(What needs to be done) All lines in the data below carrying the string "cartoon" are to be located and copied.

____________________

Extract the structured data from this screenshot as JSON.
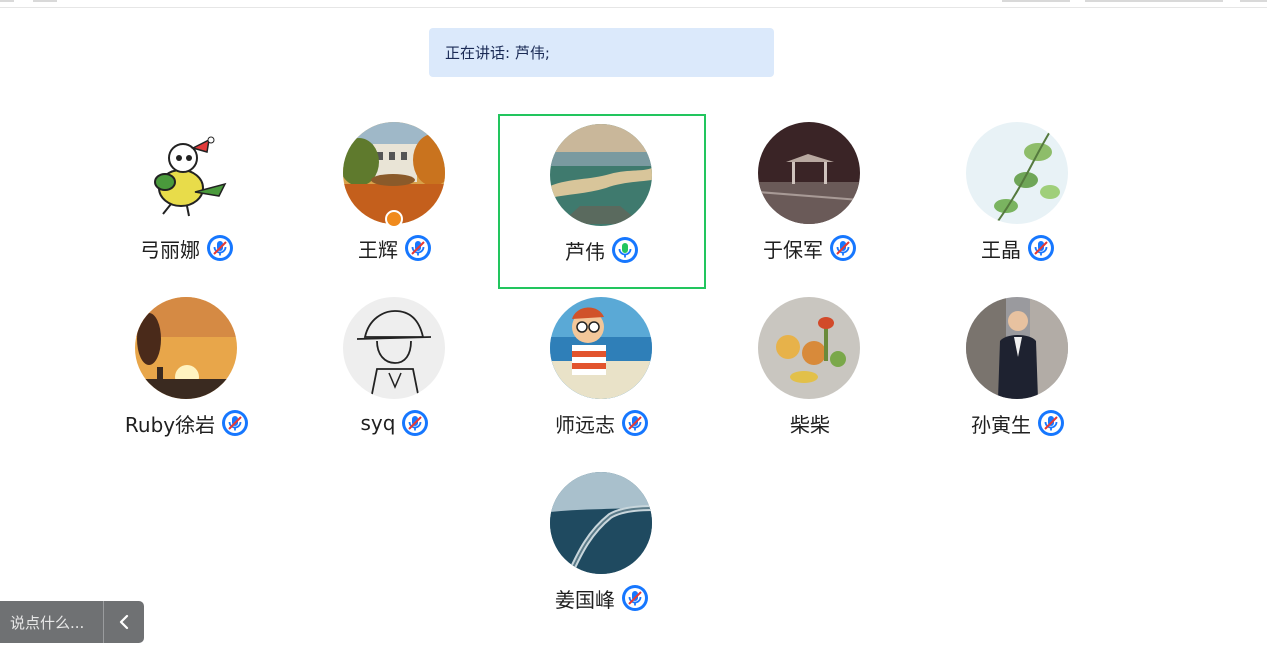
{
  "banner": {
    "prefix": "正在讲话:",
    "speaker": "芦伟;"
  },
  "colors": {
    "active_border": "#22c55e",
    "mic_muted": "#1677ff",
    "mic_active": "#1677ff",
    "banner_bg": "#dbe9fb"
  },
  "participants": [
    {
      "name": "弓丽娜",
      "mic": "muted",
      "avatar": "cartoon-bird"
    },
    {
      "name": "王辉",
      "mic": "muted",
      "avatar": "autumn-building",
      "badge": "host-icon"
    },
    {
      "name": "芦伟",
      "mic": "speaking",
      "avatar": "river-landscape",
      "active": true
    },
    {
      "name": "于保军",
      "mic": "muted",
      "avatar": "night-pavilion"
    },
    {
      "name": "王晶",
      "mic": "muted",
      "avatar": "green-leaves"
    },
    {
      "name": "Ruby徐岩",
      "mic": "muted",
      "avatar": "sunset-sky"
    },
    {
      "name": "syq",
      "mic": "muted",
      "avatar": "line-drawing-hat"
    },
    {
      "name": "师远志",
      "mic": "muted",
      "avatar": "cartoon-boy-sea"
    },
    {
      "name": "柴柴",
      "mic": "none",
      "avatar": "toy-figures"
    },
    {
      "name": "孙寅生",
      "mic": "muted",
      "avatar": "man-portrait"
    },
    {
      "name": "姜国峰",
      "mic": "muted",
      "avatar": "sea-bridge"
    }
  ],
  "chat": {
    "placeholder": "说点什么..."
  }
}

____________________

(Exercise output)
      "avatar": "cartoon-bird"
      "avatar": "cartoon-boy-sea"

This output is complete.